The conspiracy theory that DNC staffer Seth Rich was killed for political reasons in the summer of 2016 originated with a Russian intelligence service, according to Yahoo News, and was spread through alt-right media outlets and promoted by Roger Stone, Steve Bannon and Julian Assange, much to the dismay of prosecutors and Rich’s family.
“To me, having a foreign intelligence agency set up one of my decedents with lies and planting false stories, to me that’s pretty outrageous,” said Deborah Sines, the former assistant U.S. attorney in charge of the Rich case until her retirement last year. “Maybe other people don’t think it’s that outrageous. I did … once it became clear to me that this was coming from the SVR, then that triggers a lot of very serious [questions about] ‘What do I do with this?’”
Sines says police never uncovered any evidence that Rich’s death was anything but a botched robbery.
Sines says that she obtained classified information that showed Russia’s foreign intelligence service, known as the SVR, first circulated a phony “bulletin” — disguised to read as a real intelligence report —about the alleged murder of the former DNC staffer on July 13, 2016. That was just three days after Rich, 27, was killed while walking home to his group house in the Bloomingdale neighborhood of Washington, D.C..
[Russia has three intelligence services The SVR is the foreign intelligence agency, the equivalent of the CIA. The GRU is the military intelligence agency, the equivalent of the U.S. Defense Intelligence Agency. The FSB is the domestic security agency, the equivalent of the FBI. ]
For two years after Rich’s death Russian government-owned media organizations, RT and Sputnik repeatedly played up stories alleging that Rich, a relatively junior-level staffer, was the source of Democratic Party emails that had been leaked to WikiLeaks. It was an idea first floated by WikiLeaks founder Julian Assange, who on Aug. 9, 2016, announced a $20,000 reward for information about Rich’s murder, saying — somewhat cryptically — that “our sources take risks.”

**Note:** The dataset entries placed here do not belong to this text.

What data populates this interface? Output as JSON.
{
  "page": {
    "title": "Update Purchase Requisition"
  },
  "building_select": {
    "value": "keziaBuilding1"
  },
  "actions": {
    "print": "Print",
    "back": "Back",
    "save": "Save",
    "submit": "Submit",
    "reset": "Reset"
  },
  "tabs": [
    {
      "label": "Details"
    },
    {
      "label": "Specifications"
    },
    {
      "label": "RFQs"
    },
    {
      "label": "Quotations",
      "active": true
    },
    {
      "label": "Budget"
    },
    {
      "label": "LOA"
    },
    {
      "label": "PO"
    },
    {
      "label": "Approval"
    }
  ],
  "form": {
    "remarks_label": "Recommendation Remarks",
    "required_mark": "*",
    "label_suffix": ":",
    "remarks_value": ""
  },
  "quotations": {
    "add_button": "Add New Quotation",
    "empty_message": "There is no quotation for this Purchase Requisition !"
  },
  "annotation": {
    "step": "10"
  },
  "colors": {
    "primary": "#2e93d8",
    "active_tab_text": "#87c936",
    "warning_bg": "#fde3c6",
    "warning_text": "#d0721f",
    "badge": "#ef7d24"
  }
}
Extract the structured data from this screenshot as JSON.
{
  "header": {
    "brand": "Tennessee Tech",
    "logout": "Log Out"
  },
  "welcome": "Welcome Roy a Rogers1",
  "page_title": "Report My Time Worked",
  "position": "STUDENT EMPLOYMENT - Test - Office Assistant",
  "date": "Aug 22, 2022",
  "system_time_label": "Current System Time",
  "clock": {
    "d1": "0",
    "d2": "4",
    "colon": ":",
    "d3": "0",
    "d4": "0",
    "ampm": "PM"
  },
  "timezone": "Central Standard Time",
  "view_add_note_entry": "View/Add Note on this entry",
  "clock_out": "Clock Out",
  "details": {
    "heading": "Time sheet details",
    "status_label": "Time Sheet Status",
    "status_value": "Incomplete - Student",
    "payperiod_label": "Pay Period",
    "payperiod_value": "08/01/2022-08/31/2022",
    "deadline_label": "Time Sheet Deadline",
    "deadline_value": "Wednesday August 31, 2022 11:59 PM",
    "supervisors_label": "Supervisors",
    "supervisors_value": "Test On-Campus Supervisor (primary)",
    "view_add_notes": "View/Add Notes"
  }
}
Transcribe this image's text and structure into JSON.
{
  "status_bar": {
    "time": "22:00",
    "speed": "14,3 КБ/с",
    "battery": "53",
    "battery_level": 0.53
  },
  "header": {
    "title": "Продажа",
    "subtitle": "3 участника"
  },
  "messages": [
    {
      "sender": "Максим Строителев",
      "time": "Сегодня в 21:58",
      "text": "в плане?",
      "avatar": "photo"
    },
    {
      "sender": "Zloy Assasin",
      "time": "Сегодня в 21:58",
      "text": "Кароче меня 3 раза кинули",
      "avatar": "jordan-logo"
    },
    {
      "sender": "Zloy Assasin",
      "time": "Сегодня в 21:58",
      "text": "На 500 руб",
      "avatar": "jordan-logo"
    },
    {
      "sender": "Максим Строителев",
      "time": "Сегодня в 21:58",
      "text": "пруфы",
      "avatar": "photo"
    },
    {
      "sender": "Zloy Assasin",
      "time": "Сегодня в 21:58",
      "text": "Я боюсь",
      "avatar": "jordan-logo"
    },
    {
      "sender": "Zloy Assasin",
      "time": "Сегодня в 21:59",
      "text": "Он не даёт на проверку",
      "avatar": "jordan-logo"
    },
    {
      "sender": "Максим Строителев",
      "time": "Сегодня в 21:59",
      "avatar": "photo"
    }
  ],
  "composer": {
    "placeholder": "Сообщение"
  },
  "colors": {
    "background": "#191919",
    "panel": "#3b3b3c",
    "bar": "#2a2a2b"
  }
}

The Internet Research Agency, the St. Petersburg company owned by Yegeny Prigozhing, a confidante of Russian president Vladmir Putin, boosted the Rich conspiracy theories. IRA accounted tweeted and retweeted more than 2,000 times about Rich, helping to keep the bogus claims about his death in the social media bloodstream, according to an analysis of a database of Russia troll accounts by Yahoo News.
Steve Bannon promoted the Seth rich conspiracy theory to one of his media contacts.
“Huge story … he was a Bernie guy … it was a contract kill, obviously,” then-White House chief strategist Steve Bannon texted to a CBS “60 Minutes” producer about Rich on March 17, 2017, according to some of Bannon’s text messages that were reviewed by Yahoo News. (Bannon did not respond to requests for comment.)
Fox News hyped the claim in a much publicized story, which it then retracted.
Deborah Sines told Yahoo News that Russia used the story to obscure its responsibility for hacking the DNC and leaking the emails to Wikileaks.
“It appeared to me that it was a very clear campaign to deflect an ongoing federal criminal investigation,” Sines said. “So then you have to look at why is Russia doing this? … It’s not rocket science before you add it up and you go, ‘Oh, if Seth is the leaker to WikiLeaks — it doesn’t have anything to do with the Russians. So of course Russia’s interest in doing this is incredibly transparent.” The Russian strategy, Sines said, was diabolically simple: “Let’s blame it on Seth Rich. He’s a very convenient target.”
Special Prosecutor Robert Mueller, whom Sines briefed about the Rich case, concluded there was nothing to the conspiracy theories.
In his recent report, Mueller briefly addressed the questions about Rich, writing that Assange had “implied falsely” that the DNC staffer was the source of the party emails leaked to WikiLeaks. His comments about Rich, Mueller wrote, “were apparently designed to obscure” how WikiLeaks really got them: from Guccifer 2.0, an online persona created by Russia’s military intelligence agency, the GRU, who sent the group an encrypted file of DNC material on July 14, 2016, four days after Rich’s death.
Assange denies that Russia was the source of the DNC hack. Mueller did not interview Assange.